by Navid Felker
With the current unrest in Iran, some commentators have said that the situation there could become like the one in Syria. The biggest problem facing the Iranian regime is its lack of legitimacy which is becoming even more evident with the wave of protests that is spreading across the country.
The regime relies on repressing the people to contain public discontent. It also relies on the export of terrorism to survive. It has been proven that the Iranian regime does not respond to appeasement and diplomacy – decisiveness is needed.
Regarding claims that Iran will become the next Syria, it is impossible to say with certainty, but it is very likely that this will not happen. For one, the Iranian regime is the source of instability, particularly in Syria.
Furthermore, the people of Iran are not going to let fundamentalism enter their lives again after already experiencing it during the anti-monarchist revolution when the progressive groups were repressed by the Shah’s regime. Khomeini filled the void that was left and led the fundamentalism in the country.
Also, the uprisings in Iran are spread across the whole country. The people are calling for the overthrow of the ruling regime from all corners of the country.
The people of Iran benefit from a strong, organised and progressive opposition movement. The opposition, the National Council of Resistance of Iran (NCRI), is working towards freedom from oppression, rule of law and democracy. Just like the people on the streets are crying out for.
The protests and anti-government demonstrations that started at the end of last month involved people condemning the price increases and widespread corruption, but they soon turned into protests against the entire political system.
The people are taking to the streets and are bravely risking everything to ensure that their future is brighter. They know that they face being arrested, tortured or even killed, but they are still there, doing their bit, to try to get rid of the corrupt, brutal and cruel regime that is ruining their lives.
In 2009, the major uprisings in Iran were so close to toppling the regime. However, the people lacked international support. This time, things are different. President Trump has voiced his support for the people of Iran on a number of occasions in the past few weeks and the US Ambassador to the United Nations Nikki Haley reminded the regime that the world was watching. Haley also commented that human rights are not a gift granted by governments, but an automatic right.
This is something that the West needs to think about. The West upholds human rights and this should be extended to the people of Iran. These people are trying to take the future into their own hands because their pasts have been marred by suppression.

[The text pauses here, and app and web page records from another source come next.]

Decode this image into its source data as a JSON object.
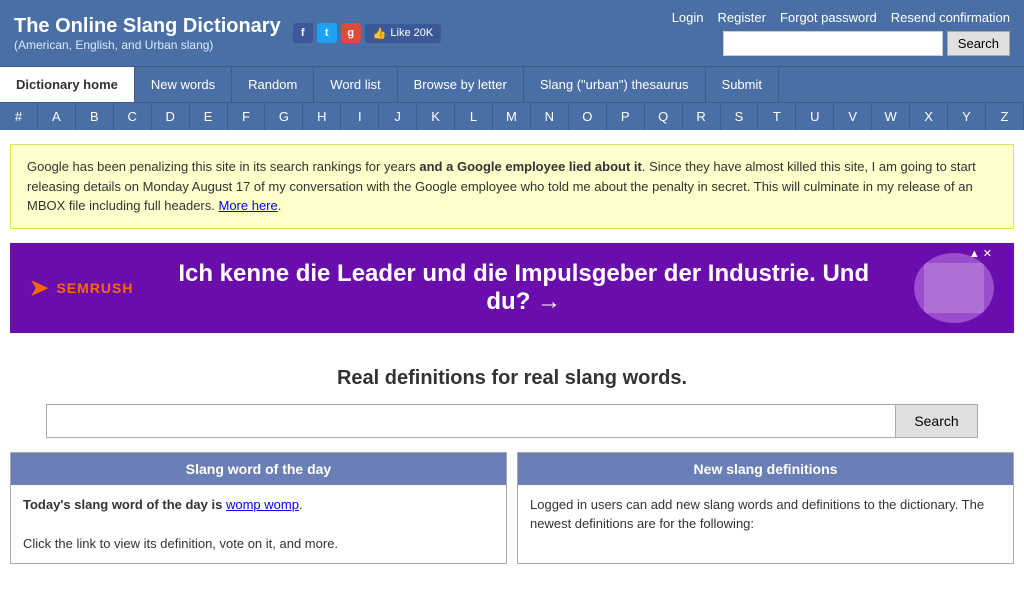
{
  "header": {
    "title": "The Online Slang Dictionary",
    "subtitle": "(American, English, and Urban slang)",
    "links": [
      "Login",
      "Register",
      "Forgot password",
      "Resend confirmation"
    ],
    "search_placeholder": "",
    "search_button": "Search",
    "like_text": "Like 20K",
    "social": [
      {
        "name": "facebook",
        "label": "f"
      },
      {
        "name": "twitter",
        "label": "t"
      },
      {
        "name": "google-plus",
        "label": "g"
      }
    ]
  },
  "nav": {
    "items": [
      {
        "label": "Dictionary home",
        "active": true
      },
      {
        "label": "New words",
        "active": false
      },
      {
        "label": "Random",
        "active": false
      },
      {
        "label": "Word list",
        "active": false
      },
      {
        "label": "Browse by letter",
        "active": false
      },
      {
        "label": "Slang (\"urban\") thesaurus",
        "active": false
      },
      {
        "label": "Submit",
        "active": false
      }
    ]
  },
  "letters": [
    "#",
    "A",
    "B",
    "C",
    "D",
    "E",
    "F",
    "G",
    "H",
    "I",
    "J",
    "K",
    "L",
    "M",
    "N",
    "O",
    "P",
    "Q",
    "R",
    "S",
    "T",
    "U",
    "V",
    "W",
    "X",
    "Y",
    "Z"
  ],
  "notice": {
    "text_plain": "Google has been penalizing this site in its search rankings for years ",
    "text_bold": "and a Google employee lied about it",
    "text_plain2": ". Since they have almost killed this site, I am going to start releasing details on Monday August 17 of my conversation with the Google employee who told me about the penalty in secret. This will culminate in my release of an MBOX file including full headers. ",
    "link_text": "More here",
    "link_url": "#"
  },
  "ad": {
    "logo": "SEMRUSH",
    "tagline": "Ich kenne die Leader und die Impulsgeber der Industrie. Und du? →",
    "close_icons": [
      "▲",
      "✕"
    ]
  },
  "main": {
    "heading": "Real definitions for real slang words.",
    "search_placeholder": "",
    "search_button": "Search"
  },
  "cards": [
    {
      "header": "Slang word of the day",
      "body_prefix": "Today's slang word of the day is ",
      "word": "womp womp",
      "body_suffix": ".",
      "body_extra": "Click the link to view its definition, vote on it, and more."
    },
    {
      "header": "New slang definitions",
      "body": "Logged in users can add new slang words and definitions to the dictionary. The newest definitions are for the following:"
    }
  ]
}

They want to get rid of the evil and make sure that their country no longer spreads misery to other nations, namely Iraq, Syria, Yemen and Lebanon. If the West values human rights then it has a responsibility to ensure that the Iranian regime stops violating those of the people of Iran.